A laser pointer (also known as a laser pen) is a small device that emits a low-power laser beam. A battery is typically used to power the pointer. It has a laser diode that emits a very small visible light laser beam. It shines a tiny bright spot of colored light when pointed at an object. A hand is holding the pointer. It’s used to draw attention to something interesting. Most jurisdictions limit power to no more than 5 milliwatts.
As an eye-catching pointing aid, laser pointers are often used in educational and business presentations and visual demonstrations. During surgery, laser pointers supplement the verbal instructions provided to students.
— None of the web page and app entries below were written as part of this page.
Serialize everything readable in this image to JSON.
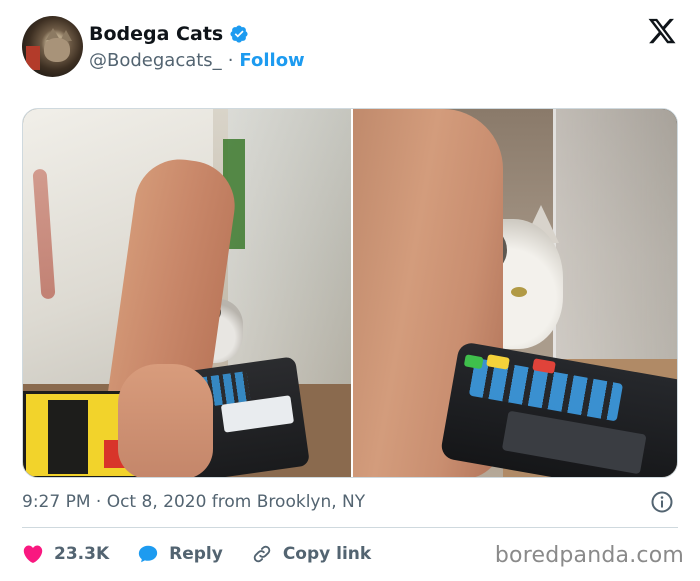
{
  "author": {
    "name": "Bodega Cats",
    "handle": "@Bodegacats_",
    "separator": "·",
    "follow_label": "Follow",
    "verified": true
  },
  "brand": {
    "icon": "x-logo-icon"
  },
  "media": {
    "photos": [
      {
        "description_icon": "photo-left"
      },
      {
        "description_icon": "photo-right"
      }
    ]
  },
  "meta": {
    "timestamp": "9:27 PM · Oct 8, 2020 from Brooklyn, NY",
    "info_icon": "info-icon"
  },
  "actions": {
    "likes_count": "23.3K",
    "reply_label": "Reply",
    "copy_link_label": "Copy link"
  },
  "watermark": "boredpanda.com",
  "colors": {
    "accent": "#1d9bf0",
    "like": "#f91880",
    "text": "#0f1419",
    "muted": "#536471"
  }
}
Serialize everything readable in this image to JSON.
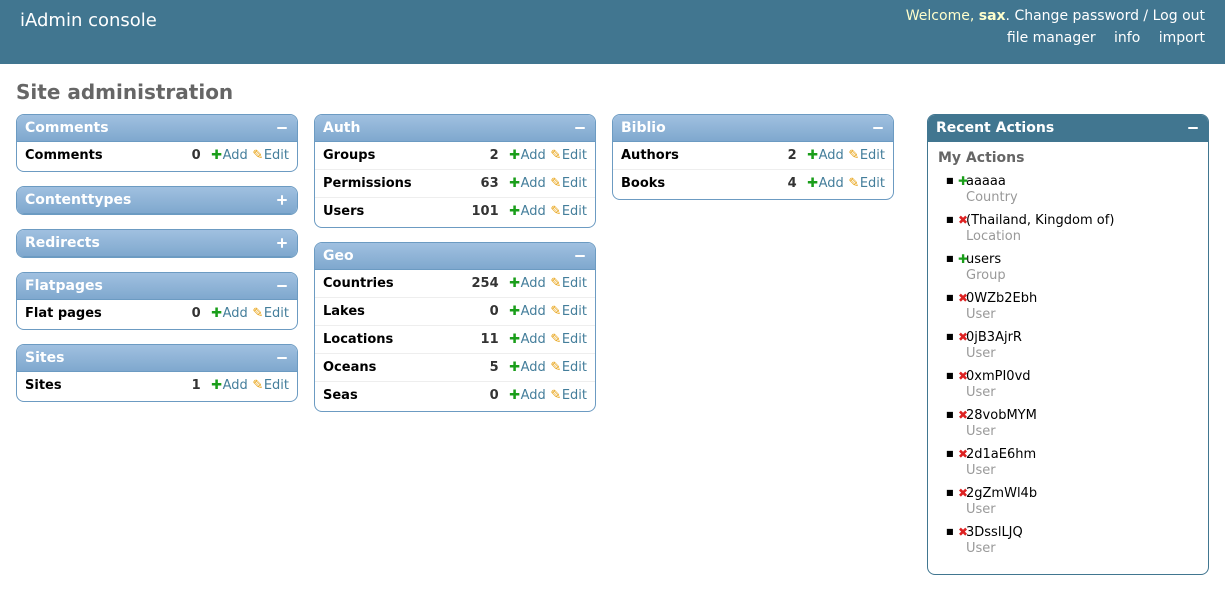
{
  "header": {
    "site_name": "iAdmin console",
    "welcome_prefix": "Welcome, ",
    "username": "sax",
    "welcome_suffix": ". ",
    "change_password": "Change password",
    "sep": " / ",
    "logout": "Log out",
    "nav": {
      "file_manager": "file manager",
      "info": "info",
      "import": "import"
    }
  },
  "page_title": "Site administration",
  "add_label": "Add",
  "edit_label": "Edit",
  "columns": [
    [
      {
        "title": "Comments",
        "collapsed": false,
        "rows": [
          {
            "name": "Comments",
            "count": 0
          }
        ]
      },
      {
        "title": "Contenttypes",
        "collapsed": true,
        "rows": []
      },
      {
        "title": "Redirects",
        "collapsed": true,
        "rows": []
      },
      {
        "title": "Flatpages",
        "collapsed": false,
        "rows": [
          {
            "name": "Flat pages",
            "count": 0
          }
        ]
      },
      {
        "title": "Sites",
        "collapsed": false,
        "rows": [
          {
            "name": "Sites",
            "count": 1
          }
        ]
      }
    ],
    [
      {
        "title": "Auth",
        "collapsed": false,
        "rows": [
          {
            "name": "Groups",
            "count": 2
          },
          {
            "name": "Permissions",
            "count": 63
          },
          {
            "name": "Users",
            "count": 101
          }
        ]
      },
      {
        "title": "Geo",
        "collapsed": false,
        "rows": [
          {
            "name": "Countries",
            "count": 254
          },
          {
            "name": "Lakes",
            "count": 0
          },
          {
            "name": "Locations",
            "count": 11
          },
          {
            "name": "Oceans",
            "count": 5
          },
          {
            "name": "Seas",
            "count": 0
          }
        ]
      }
    ],
    [
      {
        "title": "Biblio",
        "collapsed": false,
        "rows": [
          {
            "name": "Authors",
            "count": 2
          },
          {
            "name": "Books",
            "count": 4
          }
        ]
      }
    ]
  ],
  "recent": {
    "title": "Recent Actions",
    "subtitle": "My Actions",
    "items": [
      {
        "action": "add",
        "name": "aaaaa",
        "type": "Country"
      },
      {
        "action": "del",
        "name": "(Thailand, Kingdom of)",
        "type": "Location"
      },
      {
        "action": "add",
        "name": "users",
        "type": "Group"
      },
      {
        "action": "del",
        "name": "0WZb2Ebh",
        "type": "User"
      },
      {
        "action": "del",
        "name": "0jB3AjrR",
        "type": "User"
      },
      {
        "action": "del",
        "name": "0xmPI0vd",
        "type": "User"
      },
      {
        "action": "del",
        "name": "28vobMYM",
        "type": "User"
      },
      {
        "action": "del",
        "name": "2d1aE6hm",
        "type": "User"
      },
      {
        "action": "del",
        "name": "2gZmWl4b",
        "type": "User"
      },
      {
        "action": "del",
        "name": "3DsslLJQ",
        "type": "User"
      }
    ]
  }
}
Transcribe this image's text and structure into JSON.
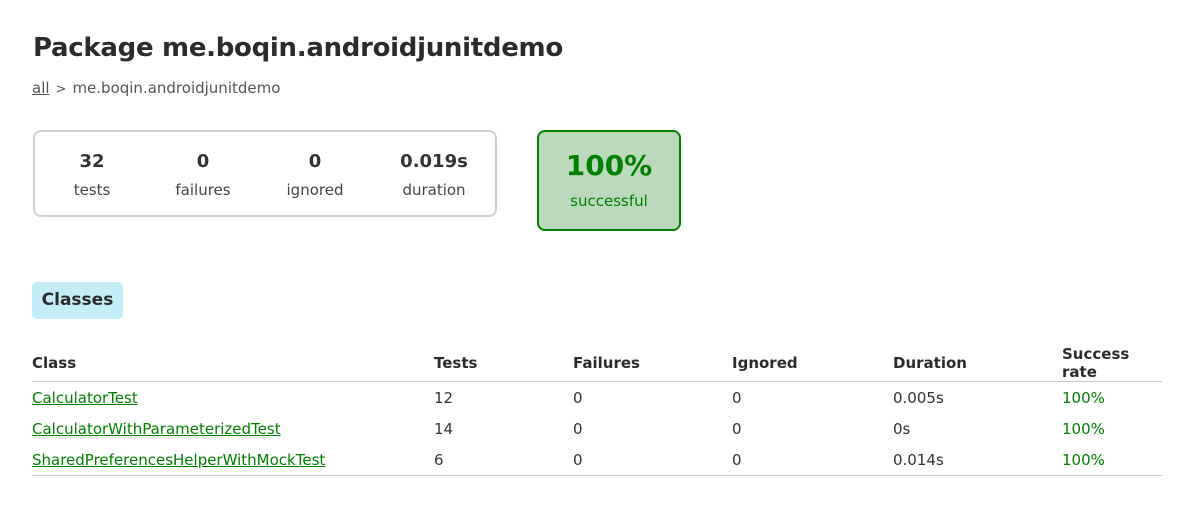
{
  "title": "Package me.boqin.androidjunitdemo",
  "breadcrumb": {
    "root": "all",
    "separator": ">",
    "current": "me.boqin.androidjunitdemo"
  },
  "summary": {
    "tests": {
      "value": "32",
      "label": "tests"
    },
    "failures": {
      "value": "0",
      "label": "failures"
    },
    "ignored": {
      "value": "0",
      "label": "ignored"
    },
    "duration": {
      "value": "0.019s",
      "label": "duration"
    }
  },
  "success": {
    "percent": "100%",
    "label": "successful"
  },
  "tab": {
    "label": "Classes"
  },
  "table": {
    "headers": [
      "Class",
      "Tests",
      "Failures",
      "Ignored",
      "Duration",
      "Success rate"
    ],
    "rows": [
      {
        "class": "CalculatorTest",
        "tests": "12",
        "failures": "0",
        "ignored": "0",
        "duration": "0.005s",
        "rate": "100%"
      },
      {
        "class": "CalculatorWithParameterizedTest",
        "tests": "14",
        "failures": "0",
        "ignored": "0",
        "duration": "0s",
        "rate": "100%"
      },
      {
        "class": "SharedPreferencesHelperWithMockTest",
        "tests": "6",
        "failures": "0",
        "ignored": "0",
        "duration": "0.014s",
        "rate": "100%"
      }
    ]
  },
  "colors": {
    "success_green": "#008000",
    "success_bg": "#bbd9bb",
    "tab_bg": "#c4eef7"
  }
}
The proposed mechanism of interpretation is that the technology allows for more accurate guidance of anatomic structure position and recognition.
In almost every indoor or low-light situation where pointing out information by hand is inconvenient, such as building or interior decorating, red laser pointers may be used. Green laser pointers can be used for the same reasons as red laser pointers, but they can be used in daylight or over longer distances.
Dangers laser pointers pose to kids’ eyes
What they may not realize is that lasers, including those used in toys, can be harmful when used improperly or without some controls, causing severe eye damage and even blindness. Not only to the individual using the laser, but to everyone within the laser’s beam’s range.
Concerned about the possible risk to children and those around them, the US Food and Drug Administration released a guidance document (PDF 60K) on the safety of children’s toy laser items in 2014.
A laser beam shone directly into a person’s eye can cause immediate damage, particularly if the laser is strong.
Furthermore, laser-induced eye injuries are normally painless. For days or even weeks, vision will deteriorate slowly and therefore go unnoticed. In the end, the harm may be irreversible.
Many laser pointers have become more powerful in the last ten years. Children should not be given laser pointers or allowed to use them. These items are not intended to be used as toys. To learn more, watch this video.